As many have told him, Powell plays running back like a linebacker. He just relishes contact, and that’s about it.
“I really don’t pay attention to all the hype, and all the social media,” says Powell. “That’s why, when everybody asks me if I have a Twitter, no, I don’t have a Twitter. I just have Instagram. I just post pictures; that’s all. I don’t really believe in the hype. I just want to play the game, and do whatever I have to do on the field to be successful, and not worry about anything else.”
It’s no wonder then, that such a physical, punishing back with an aversion to the limelight came to be called Beast Mode Part II.
“When I first went down there, when I went down there for the spring game, everybody was looking at me, and [Ingram] said, ‘Yeah, he’s going to be like Marshawn, so I’m going to call him Beast Mode.’ I was like, ‘OK, I’ll roll with it,’” says Powell. “I eat Skittles, before games, like he does, and then, it’s like, you can tell he’s just different.

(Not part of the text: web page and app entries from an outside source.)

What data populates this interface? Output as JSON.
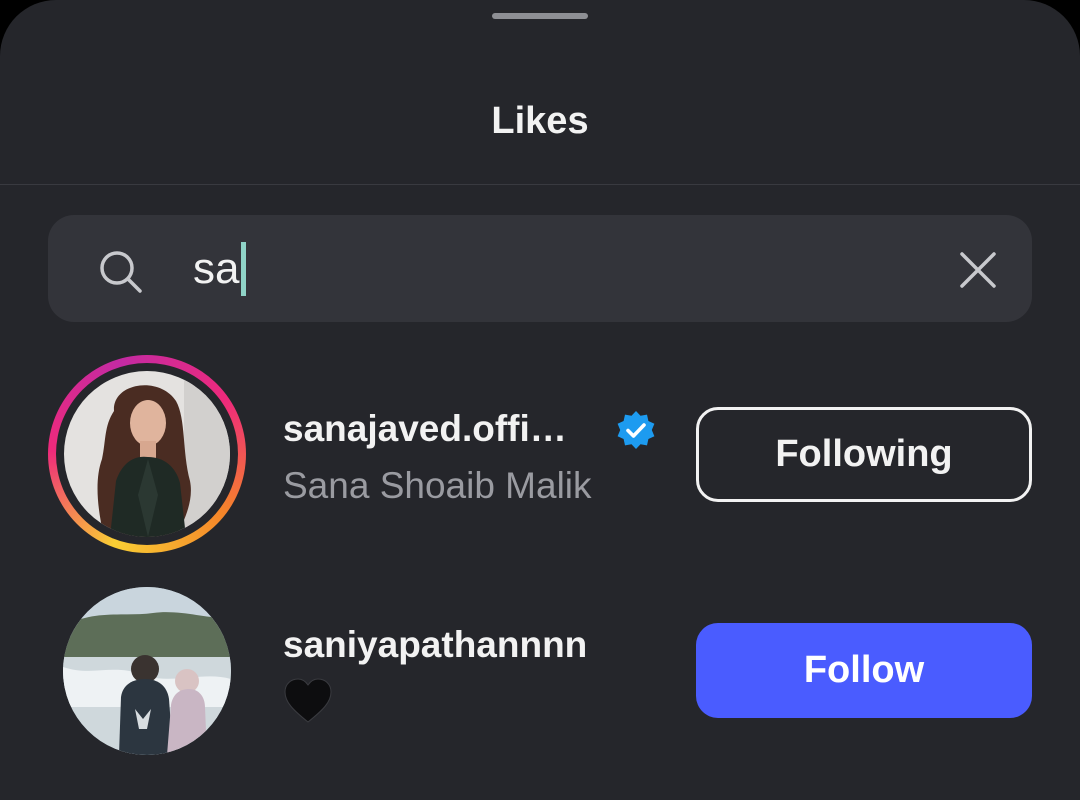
{
  "sheet": {
    "title": "Likes"
  },
  "search": {
    "value": "sa"
  },
  "results": [
    {
      "username": "sanajaved.offi…",
      "full_name": "Sana Shoaib Malik",
      "verified": true,
      "has_story_ring": true,
      "button_label": "Following"
    },
    {
      "username": "saniyapathannnn",
      "bio_emoji": "black-heart-icon",
      "verified": false,
      "has_story_ring": false,
      "button_label": "Follow"
    }
  ],
  "colors": {
    "sheet_background": "#25262b",
    "search_background": "#33343a",
    "follow_button": "#4a5cff",
    "verified_badge": "#1d9bf0",
    "secondary_text": "#9a9ba1"
  }
}
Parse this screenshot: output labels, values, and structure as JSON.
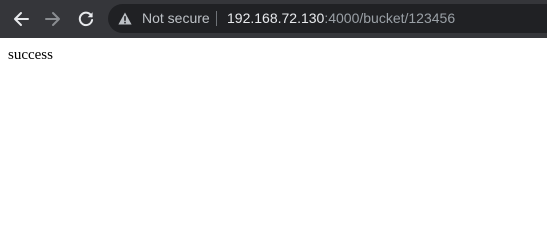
{
  "browser": {
    "nav": {
      "back_icon": "arrow-left-icon",
      "forward_icon": "arrow-right-icon",
      "reload_icon": "reload-icon"
    },
    "address_bar": {
      "security_icon": "warning-triangle-icon",
      "security_label": "Not secure",
      "url_host": "192.168.72.130",
      "url_rest": ":4000/bucket/123456"
    },
    "colors": {
      "toolbar_bg": "#35363a",
      "omnibox_bg": "#202124",
      "url_host": "#e8eaed",
      "url_rest": "#9aa0a6"
    }
  },
  "page": {
    "body_text": "success"
  }
}
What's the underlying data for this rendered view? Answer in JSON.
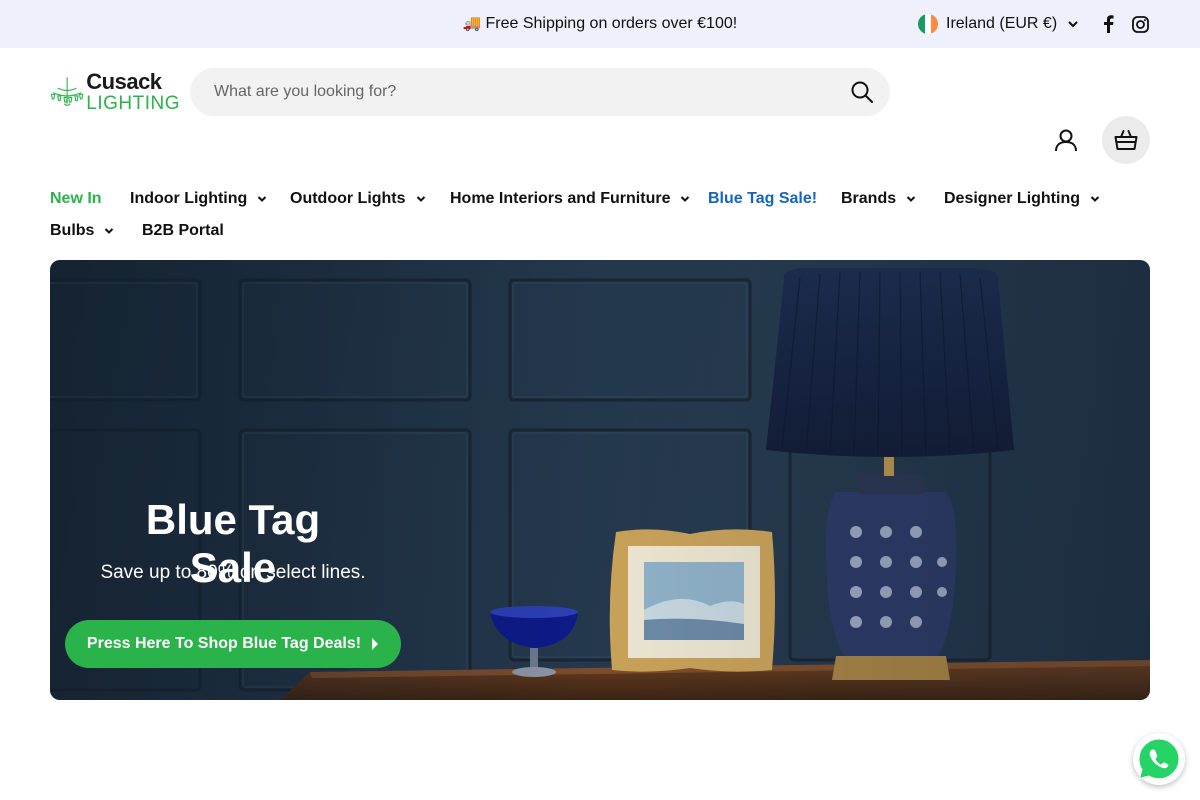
{
  "announcement": {
    "icon": "delivery-truck-icon",
    "emoji": "🚚",
    "text": "Free Shipping on orders over €100!"
  },
  "country_selector": {
    "label": "Ireland (EUR €)",
    "flag_colors": [
      "#169b62",
      "#ffffff",
      "#ff883e"
    ]
  },
  "social": [
    "facebook-icon",
    "instagram-icon"
  ],
  "logo": {
    "line1": "Cusack",
    "line2": "LIGHTING"
  },
  "search": {
    "placeholder": "What are you looking for?"
  },
  "nav": {
    "items": [
      {
        "label": "New In",
        "style": "green",
        "dropdown": false
      },
      {
        "label": "Indoor Lighting",
        "dropdown": true
      },
      {
        "label": "Outdoor Lights",
        "dropdown": true
      },
      {
        "label": "Home Interiors and Furniture",
        "dropdown": true
      },
      {
        "label": "Blue Tag Sale!",
        "style": "blue",
        "dropdown": false
      },
      {
        "label": "Brands",
        "dropdown": true
      },
      {
        "label": "Designer Lighting",
        "dropdown": true
      },
      {
        "label": "Bulbs",
        "dropdown": true
      },
      {
        "label": "B2B Portal",
        "dropdown": false
      }
    ]
  },
  "hero": {
    "title": "Blue Tag Sale",
    "subtitle": "Save up to 80% on select lines.",
    "button": "Press Here To Shop Blue Tag Deals!"
  },
  "colors": {
    "brand_green": "#2ab34a",
    "sale_blue": "#1565c0",
    "topbar_bg": "#eef0fb"
  }
}
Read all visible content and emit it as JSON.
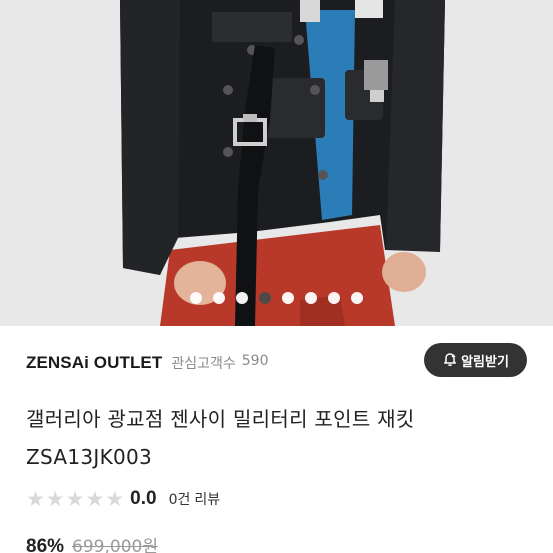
{
  "product_image": {
    "alt": "jacket-photo"
  },
  "carousel": {
    "total": 8,
    "active_index": 3
  },
  "seller": {
    "name": "ZENSAi OUTLET",
    "fans_label": "관심고객수",
    "fans_count": "590",
    "notify_label": "알림받기"
  },
  "product": {
    "title_line1": "갤러리아 광교점 젠사이 밀리터리 포인트 재킷",
    "title_line2": "ZSA13JK003"
  },
  "rating": {
    "score": "0.0",
    "review_count": "0건",
    "review_label": "리뷰",
    "stars_filled": 0,
    "stars_total": 5
  },
  "price": {
    "discount": "86%",
    "original": "699,000원"
  },
  "colors": {
    "notify_bg": "#333333",
    "star_empty": "#d9d9d9",
    "active_dot": "#4a4a4a"
  }
}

He stands out more, because he’s a little bit stronger, and he does a little bit more than everybody else, so that’s what I’m trying to be like.”
Strength is the name of the game for Powell. Even when he’s not actually playing a game. Take, for example, this poor backboard at Sacramento (Calif.) High School.
“I knew that was coming,” Powell grins, his stoic demeanor finally cracking. “Since we have football class, after our season was over, we went in the gym, and we were just hanging out in the gym, playing. I threw myself an alley-oop, and then I dunked it, and as soon as I dunked it, the glass just shattered.”
Powell hadn’t played basketball for two years.
Powell’s relationship with the man who christened him ‘Beast Mode Part II’ – Ingram -- has grown ever since that Spring Game offer, and the two talk frequently.
“We’re really close,” says Powell. “That’s the coach that I click the most with, out of all of them. He always makes sure I’m good. He really gave me the name Beast Mode. He knows what I can do.”
Powell has visited Berkeley three times so far, and will visit a fourth on Jan. 23, with the rest of the commits who have yet to visit. Though he hasn’t had the royal treatment yet, he still feels like Berkeley is more than a second home.
“It’s super close to home, and, instead of having to get on a plane and fly all the way back, I can just drive back, or my mom can drive up and see me and my friends, family, everybody can come up and see me, or I can drive back, because it’s not that far away,” Powell says. “I went to the spring game, then I went to the Sac State game, and I went down there, just because, one time, just hanging out. It’s close, and I had nothing to do. It was over the weekend, so me and a couple of my friends just drove down there. It was actually the week they played BYU.”
The Bears lost that game to the Cougars, a game which, had they won, would have meant Cal’s first bowl appearance since 2011. Powell acknowledges that it was disappointing, but …
“I know I’m going to try to get in there and contribute as much as I can when I get there,” he says, “ and try to get us into another bowl.”